The ACLU sued Alabama elections officials this week over an overly expansive policy disenfranchising felons. According to the New York Times:

Like virtually all states, Alabama restricts the rights of many felons to vote, but in Monday's suit the group contends the state is going beyond even its own laws. People convicted of nonviolent offenses like income tax evasion or forgery are at risk of being turned away by voter registrars in Alabama, the ACLU says.

Alabama bars felons from voting only if they've been convicted of a crime of "moral turpitude." According to the ACLU, the state legislature defined the phrase to refer to specific crimes: murder, rape, sodomy, sexual abuse, incest, sexual torture and nine other crimes mainly involving pornography and abuses against children. But the list was expanded by Alabama's attorney general Troy King to include about a dozen additional offenses, most of them nonviolent, and several including the sale of marijuana. In their lawsuit, the A.C.L.U. contends that the attorney general's list violates the Alabama Constitution, saying only the Legislature can decide what crimes fit the "moral turpitude" category.

According to the New York Times, voting rights groups are "especially watchful this year because under a 2002 federal law, states are now coordinating lists to find felons and people who have died or moved, allowing easy - rights groups say too easy - purging of voters." As the New York Times reported:

Elsewhere in the South, the voting rights group Project Vote has been expressing concern over what it sees as undue purging of voters in Louisiana, without notification, before this year's election.

A spokesman for Louisiana's secretary of state said that all voters found to have duplicate registrations were sent at least one warning letter and sometimes two, but that the last such actions were done some 13 months ago.

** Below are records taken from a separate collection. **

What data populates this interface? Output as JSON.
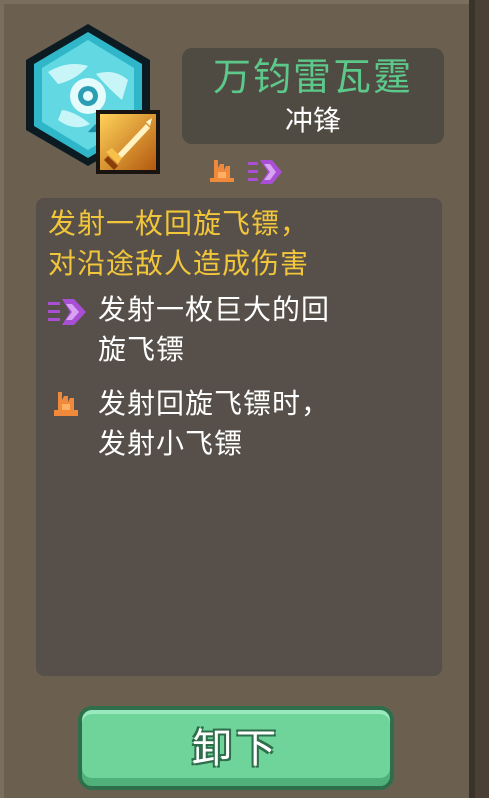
{
  "item": {
    "name": "万钧雷瓦霆",
    "type": "冲锋",
    "icon": "lightning-gem-icon",
    "badge_icon": "sword-slash-badge-icon"
  },
  "tags": [
    {
      "icon": "flame-icon",
      "color": "#f08a3a"
    },
    {
      "icon": "speed-arrow-icon",
      "color": "#a84fd6"
    }
  ],
  "description": {
    "main_line_1": "发射一枚回旋飞镖，",
    "main_line_2": "对沿途敌人造成伤害",
    "modifiers": [
      {
        "icon": "speed-arrow-icon",
        "line_1": "发射一枚巨大的回",
        "line_2": "旋飞镖"
      },
      {
        "icon": "flame-icon",
        "line_1": "发射回旋飞镖时，",
        "line_2": "发射小飞镖"
      }
    ]
  },
  "actions": {
    "unequip_label": "卸下"
  },
  "colors": {
    "name": "#5cc98a",
    "main_description": "#f2c63a",
    "modifier_text": "#ffffff",
    "button": "#6fd49a"
  }
}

As Facing South has previously reported, felon disenfranchisement has had a huge impact on politics in the South, in fact taking millions of votes out of the political equation. This mass lock-out of a large number of blacks and the poor from the voting booth has had a direct impact on the balance of political power in the South, helping to swing election outcomes, giving Republicans victories by taking away potential minority Democratic votes.